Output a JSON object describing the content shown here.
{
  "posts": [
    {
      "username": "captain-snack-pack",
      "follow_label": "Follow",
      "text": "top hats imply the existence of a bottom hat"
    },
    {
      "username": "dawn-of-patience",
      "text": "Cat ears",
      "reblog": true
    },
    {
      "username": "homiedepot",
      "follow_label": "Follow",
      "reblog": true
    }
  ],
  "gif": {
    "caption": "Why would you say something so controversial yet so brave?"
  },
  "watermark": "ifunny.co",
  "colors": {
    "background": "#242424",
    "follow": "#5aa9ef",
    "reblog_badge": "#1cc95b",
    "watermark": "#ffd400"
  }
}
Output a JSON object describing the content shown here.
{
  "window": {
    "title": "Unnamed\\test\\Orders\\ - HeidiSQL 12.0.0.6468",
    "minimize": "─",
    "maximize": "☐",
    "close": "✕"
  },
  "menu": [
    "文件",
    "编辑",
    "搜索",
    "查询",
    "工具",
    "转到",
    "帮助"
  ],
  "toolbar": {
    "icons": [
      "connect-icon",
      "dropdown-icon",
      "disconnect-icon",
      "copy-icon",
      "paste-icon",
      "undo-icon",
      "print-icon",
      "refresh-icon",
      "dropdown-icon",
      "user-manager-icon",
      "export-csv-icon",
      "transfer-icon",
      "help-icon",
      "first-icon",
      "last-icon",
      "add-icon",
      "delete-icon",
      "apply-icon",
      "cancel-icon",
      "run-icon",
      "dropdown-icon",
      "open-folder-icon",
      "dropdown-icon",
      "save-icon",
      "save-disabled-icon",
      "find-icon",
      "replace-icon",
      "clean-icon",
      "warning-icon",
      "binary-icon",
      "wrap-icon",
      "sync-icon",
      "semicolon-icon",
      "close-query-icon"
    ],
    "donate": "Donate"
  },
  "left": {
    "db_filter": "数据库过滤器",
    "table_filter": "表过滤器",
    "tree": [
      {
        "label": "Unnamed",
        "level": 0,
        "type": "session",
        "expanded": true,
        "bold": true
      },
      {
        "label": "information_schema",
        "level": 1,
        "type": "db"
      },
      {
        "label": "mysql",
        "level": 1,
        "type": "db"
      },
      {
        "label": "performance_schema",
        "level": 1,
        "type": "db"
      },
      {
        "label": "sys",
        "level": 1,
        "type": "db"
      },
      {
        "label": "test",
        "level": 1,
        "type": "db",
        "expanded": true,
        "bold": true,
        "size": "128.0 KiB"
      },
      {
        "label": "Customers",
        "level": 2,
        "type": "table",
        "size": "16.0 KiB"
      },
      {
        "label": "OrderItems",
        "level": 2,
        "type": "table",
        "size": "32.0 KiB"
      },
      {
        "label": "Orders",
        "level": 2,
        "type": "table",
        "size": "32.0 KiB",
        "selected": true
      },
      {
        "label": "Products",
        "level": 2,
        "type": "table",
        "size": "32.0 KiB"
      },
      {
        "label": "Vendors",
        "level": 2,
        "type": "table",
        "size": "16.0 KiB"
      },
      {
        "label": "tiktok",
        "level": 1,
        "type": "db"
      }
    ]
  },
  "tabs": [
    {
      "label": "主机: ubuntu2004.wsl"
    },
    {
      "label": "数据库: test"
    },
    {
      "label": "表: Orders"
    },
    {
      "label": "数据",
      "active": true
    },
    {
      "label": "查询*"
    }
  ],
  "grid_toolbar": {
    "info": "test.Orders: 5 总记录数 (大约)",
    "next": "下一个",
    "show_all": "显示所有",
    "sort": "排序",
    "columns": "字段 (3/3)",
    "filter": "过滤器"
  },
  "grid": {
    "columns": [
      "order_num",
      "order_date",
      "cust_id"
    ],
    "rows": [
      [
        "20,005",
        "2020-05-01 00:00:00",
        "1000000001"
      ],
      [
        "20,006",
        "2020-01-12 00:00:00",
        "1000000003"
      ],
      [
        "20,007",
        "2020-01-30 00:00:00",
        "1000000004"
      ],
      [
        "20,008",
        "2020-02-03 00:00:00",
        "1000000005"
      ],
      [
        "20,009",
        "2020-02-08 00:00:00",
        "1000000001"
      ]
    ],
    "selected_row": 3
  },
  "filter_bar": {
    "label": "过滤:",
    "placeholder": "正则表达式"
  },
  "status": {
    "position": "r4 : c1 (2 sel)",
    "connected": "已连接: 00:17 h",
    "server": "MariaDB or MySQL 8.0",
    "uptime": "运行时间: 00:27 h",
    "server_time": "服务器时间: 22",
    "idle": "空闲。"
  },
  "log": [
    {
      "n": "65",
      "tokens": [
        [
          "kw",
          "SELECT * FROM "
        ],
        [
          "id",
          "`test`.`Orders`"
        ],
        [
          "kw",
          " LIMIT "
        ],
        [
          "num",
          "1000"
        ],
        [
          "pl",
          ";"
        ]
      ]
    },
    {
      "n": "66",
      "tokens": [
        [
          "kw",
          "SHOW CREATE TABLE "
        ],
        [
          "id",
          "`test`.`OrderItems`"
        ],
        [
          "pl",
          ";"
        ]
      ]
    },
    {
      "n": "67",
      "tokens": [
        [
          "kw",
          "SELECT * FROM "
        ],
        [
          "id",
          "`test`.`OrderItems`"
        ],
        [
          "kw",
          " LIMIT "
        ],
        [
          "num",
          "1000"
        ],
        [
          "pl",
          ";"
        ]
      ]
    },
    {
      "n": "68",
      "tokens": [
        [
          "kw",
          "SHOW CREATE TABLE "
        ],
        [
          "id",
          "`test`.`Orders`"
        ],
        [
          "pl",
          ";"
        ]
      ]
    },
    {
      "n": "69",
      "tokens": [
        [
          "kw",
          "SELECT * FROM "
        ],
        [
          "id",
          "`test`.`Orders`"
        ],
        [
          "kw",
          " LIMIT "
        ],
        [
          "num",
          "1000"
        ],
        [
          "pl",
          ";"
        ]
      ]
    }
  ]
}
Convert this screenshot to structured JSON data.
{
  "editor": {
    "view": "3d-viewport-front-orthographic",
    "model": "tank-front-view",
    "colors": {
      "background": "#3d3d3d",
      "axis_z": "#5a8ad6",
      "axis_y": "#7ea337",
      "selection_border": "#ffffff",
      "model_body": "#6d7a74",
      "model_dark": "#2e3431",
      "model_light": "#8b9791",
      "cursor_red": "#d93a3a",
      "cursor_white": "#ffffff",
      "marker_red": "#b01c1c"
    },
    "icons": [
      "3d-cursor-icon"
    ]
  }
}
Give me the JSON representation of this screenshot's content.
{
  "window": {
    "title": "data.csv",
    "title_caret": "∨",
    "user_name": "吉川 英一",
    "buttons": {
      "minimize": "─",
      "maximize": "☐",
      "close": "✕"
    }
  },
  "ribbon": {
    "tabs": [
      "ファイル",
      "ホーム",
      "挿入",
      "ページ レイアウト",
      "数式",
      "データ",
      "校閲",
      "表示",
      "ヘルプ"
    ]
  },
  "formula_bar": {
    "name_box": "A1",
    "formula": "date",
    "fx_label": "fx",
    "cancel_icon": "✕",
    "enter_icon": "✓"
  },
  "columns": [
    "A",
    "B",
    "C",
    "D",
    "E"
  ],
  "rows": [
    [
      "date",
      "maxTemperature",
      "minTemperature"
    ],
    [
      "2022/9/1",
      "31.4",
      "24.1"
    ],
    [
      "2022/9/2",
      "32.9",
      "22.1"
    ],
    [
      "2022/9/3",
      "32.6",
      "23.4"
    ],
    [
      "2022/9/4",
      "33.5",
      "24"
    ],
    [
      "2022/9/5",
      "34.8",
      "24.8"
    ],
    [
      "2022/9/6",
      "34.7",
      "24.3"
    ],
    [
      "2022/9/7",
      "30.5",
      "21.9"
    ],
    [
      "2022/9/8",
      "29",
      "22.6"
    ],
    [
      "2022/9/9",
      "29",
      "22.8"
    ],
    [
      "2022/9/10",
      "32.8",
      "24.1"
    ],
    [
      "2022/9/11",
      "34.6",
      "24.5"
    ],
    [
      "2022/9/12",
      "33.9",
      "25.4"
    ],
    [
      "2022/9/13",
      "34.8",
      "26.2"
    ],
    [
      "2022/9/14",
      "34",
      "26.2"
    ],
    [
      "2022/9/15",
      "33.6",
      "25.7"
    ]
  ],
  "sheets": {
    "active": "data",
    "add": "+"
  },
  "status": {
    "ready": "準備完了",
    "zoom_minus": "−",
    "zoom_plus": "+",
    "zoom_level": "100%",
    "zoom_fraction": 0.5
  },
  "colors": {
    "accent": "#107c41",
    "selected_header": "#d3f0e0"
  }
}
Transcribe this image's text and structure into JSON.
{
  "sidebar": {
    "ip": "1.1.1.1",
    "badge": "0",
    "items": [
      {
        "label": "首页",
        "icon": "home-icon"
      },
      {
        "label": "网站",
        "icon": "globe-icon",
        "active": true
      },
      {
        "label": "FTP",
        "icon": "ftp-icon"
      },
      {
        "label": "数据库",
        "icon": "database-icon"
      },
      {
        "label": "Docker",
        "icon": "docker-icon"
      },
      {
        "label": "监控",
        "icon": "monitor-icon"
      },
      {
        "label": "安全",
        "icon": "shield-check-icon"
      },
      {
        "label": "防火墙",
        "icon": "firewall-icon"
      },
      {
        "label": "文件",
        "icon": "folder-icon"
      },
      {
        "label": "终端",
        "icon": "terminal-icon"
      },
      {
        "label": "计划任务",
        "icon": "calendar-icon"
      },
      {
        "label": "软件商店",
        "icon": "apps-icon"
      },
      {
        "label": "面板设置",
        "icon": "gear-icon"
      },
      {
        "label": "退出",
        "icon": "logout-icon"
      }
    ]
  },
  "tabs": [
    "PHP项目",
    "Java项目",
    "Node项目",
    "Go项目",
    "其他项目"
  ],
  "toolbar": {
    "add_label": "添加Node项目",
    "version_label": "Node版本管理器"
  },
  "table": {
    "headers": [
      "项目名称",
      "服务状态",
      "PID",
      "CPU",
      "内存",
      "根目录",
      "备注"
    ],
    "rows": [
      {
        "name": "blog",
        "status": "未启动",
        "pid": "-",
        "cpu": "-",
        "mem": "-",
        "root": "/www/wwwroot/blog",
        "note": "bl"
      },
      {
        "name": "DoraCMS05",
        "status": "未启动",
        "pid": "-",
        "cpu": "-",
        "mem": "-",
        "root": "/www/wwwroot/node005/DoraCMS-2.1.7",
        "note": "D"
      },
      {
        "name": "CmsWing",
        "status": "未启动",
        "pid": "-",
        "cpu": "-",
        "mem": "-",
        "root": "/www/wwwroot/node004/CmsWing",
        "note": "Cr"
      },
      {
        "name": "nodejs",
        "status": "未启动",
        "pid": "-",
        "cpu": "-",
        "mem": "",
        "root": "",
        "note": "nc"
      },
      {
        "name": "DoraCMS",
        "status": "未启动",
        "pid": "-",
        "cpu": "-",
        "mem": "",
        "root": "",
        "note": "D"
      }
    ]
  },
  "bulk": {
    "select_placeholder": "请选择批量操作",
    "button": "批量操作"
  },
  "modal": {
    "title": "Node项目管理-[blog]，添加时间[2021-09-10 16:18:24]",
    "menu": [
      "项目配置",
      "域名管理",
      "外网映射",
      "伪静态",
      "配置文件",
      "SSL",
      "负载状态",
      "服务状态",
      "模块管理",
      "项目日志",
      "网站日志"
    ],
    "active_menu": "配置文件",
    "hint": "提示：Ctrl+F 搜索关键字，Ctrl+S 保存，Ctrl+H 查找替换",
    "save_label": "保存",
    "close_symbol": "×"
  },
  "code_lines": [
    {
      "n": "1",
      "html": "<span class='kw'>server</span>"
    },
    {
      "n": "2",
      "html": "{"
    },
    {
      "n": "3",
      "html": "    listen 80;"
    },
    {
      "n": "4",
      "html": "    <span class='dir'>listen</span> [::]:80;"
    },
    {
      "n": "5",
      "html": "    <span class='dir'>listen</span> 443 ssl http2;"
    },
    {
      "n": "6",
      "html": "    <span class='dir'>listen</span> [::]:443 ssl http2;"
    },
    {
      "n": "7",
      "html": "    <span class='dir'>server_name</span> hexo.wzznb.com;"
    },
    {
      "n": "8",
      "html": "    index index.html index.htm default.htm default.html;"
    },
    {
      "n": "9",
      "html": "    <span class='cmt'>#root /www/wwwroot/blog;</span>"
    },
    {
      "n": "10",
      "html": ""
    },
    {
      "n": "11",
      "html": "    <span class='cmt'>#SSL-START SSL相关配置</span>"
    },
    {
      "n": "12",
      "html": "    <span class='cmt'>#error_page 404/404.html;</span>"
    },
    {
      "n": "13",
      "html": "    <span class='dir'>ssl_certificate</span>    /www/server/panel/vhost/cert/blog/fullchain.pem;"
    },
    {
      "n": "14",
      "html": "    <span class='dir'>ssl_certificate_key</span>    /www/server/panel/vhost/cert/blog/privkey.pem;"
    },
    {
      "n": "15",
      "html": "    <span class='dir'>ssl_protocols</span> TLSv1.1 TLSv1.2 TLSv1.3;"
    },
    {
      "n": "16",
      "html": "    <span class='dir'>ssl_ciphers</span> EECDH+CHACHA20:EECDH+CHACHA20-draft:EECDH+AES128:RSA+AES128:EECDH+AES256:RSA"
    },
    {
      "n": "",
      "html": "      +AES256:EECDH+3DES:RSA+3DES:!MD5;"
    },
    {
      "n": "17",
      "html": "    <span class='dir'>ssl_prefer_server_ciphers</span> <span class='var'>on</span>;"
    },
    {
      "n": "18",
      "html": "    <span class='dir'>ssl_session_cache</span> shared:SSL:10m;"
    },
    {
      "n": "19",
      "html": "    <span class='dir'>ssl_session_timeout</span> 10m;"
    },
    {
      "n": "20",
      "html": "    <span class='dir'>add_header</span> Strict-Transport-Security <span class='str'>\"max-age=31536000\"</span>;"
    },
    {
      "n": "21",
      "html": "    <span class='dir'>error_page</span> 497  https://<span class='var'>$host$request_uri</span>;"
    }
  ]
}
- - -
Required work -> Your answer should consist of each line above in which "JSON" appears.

Reply to the exercise ->
Output a JSON object describing the content shown here.
Output a JSON object describing the content shown here.
Convert this screenshot to structured JSON data.
Give me the JSON representation of this screenshot's content.
Transcribe this image's text and structure into JSON.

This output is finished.